As a new investor, you likely won't have 20 stock ideas that you can immediately put to work in your investment portfolio. Heck, even as a seasoned investor, there were many times where I was unable to build a stock portfolio to a level of diversification that I was comfortable with.

There is a solution to remain properly insulated from industry and company-specific bombs detonating and ruining your portfolio in this scenario. The trick is to realize that if you target a 20 stock portfolio, then on average, you will be investing 5% of your capital in each company. To ensure you don't become overexposed to any one company, limit each investment you make to only 5% of the cash you have available for investing.

For example, if you currently have $500, that means each purchase you make should be approximately $500 x 5% or $25. The $25 position size is what you should target, even if you only have 3 or 4 stock ideas that you are ready to invest in.  

Your Custom Competition Portfolio

So you have made your first four purchases. That's great! But now you have a new problem. You've only invested $100 of your $500 portfolio. What do you do with the remaining $400?
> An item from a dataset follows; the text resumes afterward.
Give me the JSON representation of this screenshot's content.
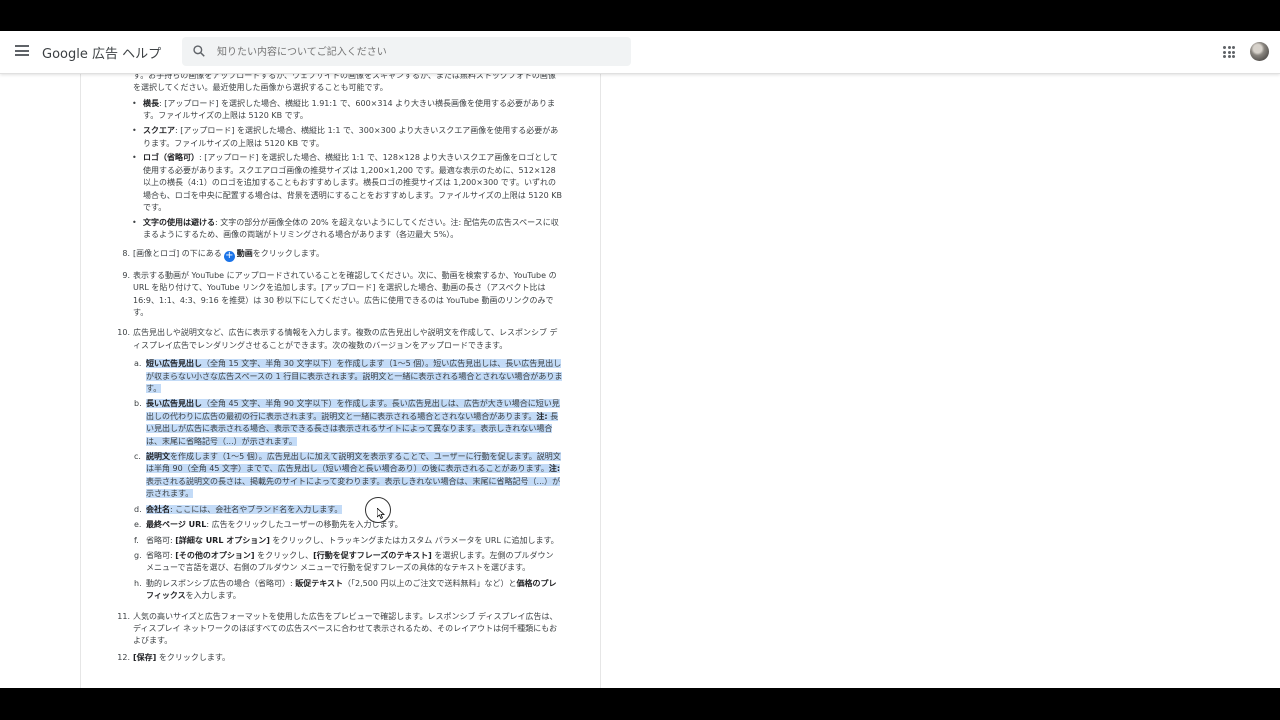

The first thing that you need to realize is that sitting in cash is ok. You don't need to feel pressure to be fully invested all of the time. However, if you do want to be fully invested, you have options for that as well.  

When you are out of stock ideas but want to have your capital "at work, " you seek market exposure. Today, we have some fantastic options available to provide inexpensive market exposure to investors. The way you achieve this is through stock index ETF's.

Continuing with the example above, if you've invested $100 of your $500 portfolio in individual stocks and want the remaining $400 to be invested, you could purchase $400 of an S&P 500 index ETF. Such an investment would give you exposure to all 500 stocks in that index along with proper industry diversification.

As you identify new stock ideas down the road, you could simply sell $25 chucks of your index exposure to give you the proceeds you need to fund new stock purchases.

This strategy allows you to stay fully invested while you are doing the work necessary to identify individual companies and stocks that will eventually fill out your portfolio.

Mark Complete